by boldingd on Wed 3rd Jun 2009 15:51 UTC in reply to "RE[3]: On the origin of species"
Member since:

I had a Sidux Linux installation, with a separate /home partition. I installed Fedora 10 over Sidux, and tried to re-use my home partition. SELinux wouldn't let me log in. I created a new home directory for that user. No dice. I struggled with it for two hours. I turned off SELinux. A security solution that takes longer to correctly configure than the OS took to install is highly impractical, to be kind. (Or, rather, that to longer to figure out it was never going to work and turn off than the OS took to install.) It didn't help that, in true KDE fashion, there was more than one GUI app to control SELinux, and no clear guidance on which to use (the configurer I found first was a set-up wizard: the option to turn SELinux off was somewhere else entirely).

Reply Parent Score: 2

MattPie Member since:

I had a Sidux Linux installation, with a separate /home partition. I installed Fedora 10 over Sidux, and tried to re-use my home partition. SELinux wouldn't let me log in.

CentOS5/RHEL5 throw various SElinux errors if home directories are on NFS. Not very enterprise-y of them...
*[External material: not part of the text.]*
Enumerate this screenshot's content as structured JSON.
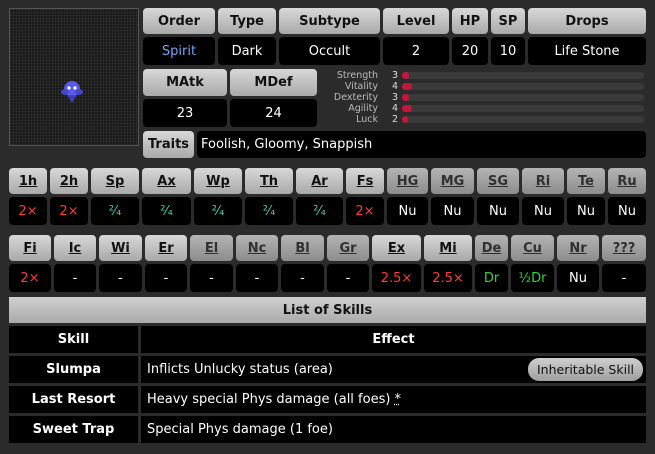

Reply Parent Score: 4

Finalzone Member since:

Just curious, have you relabeled your home directory first? Also, have you contacted one of SELinux team about the issue? It is good to ask help about the issue.

Edited 2009-06-03 19:51 UTC

Reply Parent Score: 3

boldingd Member since:

No, I didn't. Basically, I knew (and know now) nothing about what SELinux was and how it worked, and when it became obvious that a non-negligeable amount of work was going to have to go into getting it to work, I decided that it wasn't worth it and just turned it off. Most of the other distributions I've used manage to get along fine without it (or, they're very good at preventing me from noticing it): I wasn't going to go to much effort to get something working that I wasn't convinced I really, desperately needed.
I guess my point is that, if you want most/all main-stream distributions to ship and enable SELinux, it needs to be much, much more unobtrusive and self-configuring than it is. It probably should "just work" in most cases, and it should only require the user to do a lot of learning and configuring if the user wants to do something that's outside of, say, 95% of the normal use cases. Sticking /home/ on its own partition and re-using it is something that I've done several times, is not particularly unusual, and not something that I think a given distribution's security policy should add (several) extra steps too.

Shorter version: SELinux isn't important enough to be worth me doing a lot of homework.

Edit: Actually, I think I did do something along the lines of relabeling it. I seem to recall that I eventually did get logged-in, only to have SELinux generate dozens of warnings about blocking attempts to access a bunch of my account's various application configuration files. That was the point that I said, "this thing isn't worth the hassle," and turned it off.

Edited 2009-06-03 21:09 UTC

Reply Parent Score: 4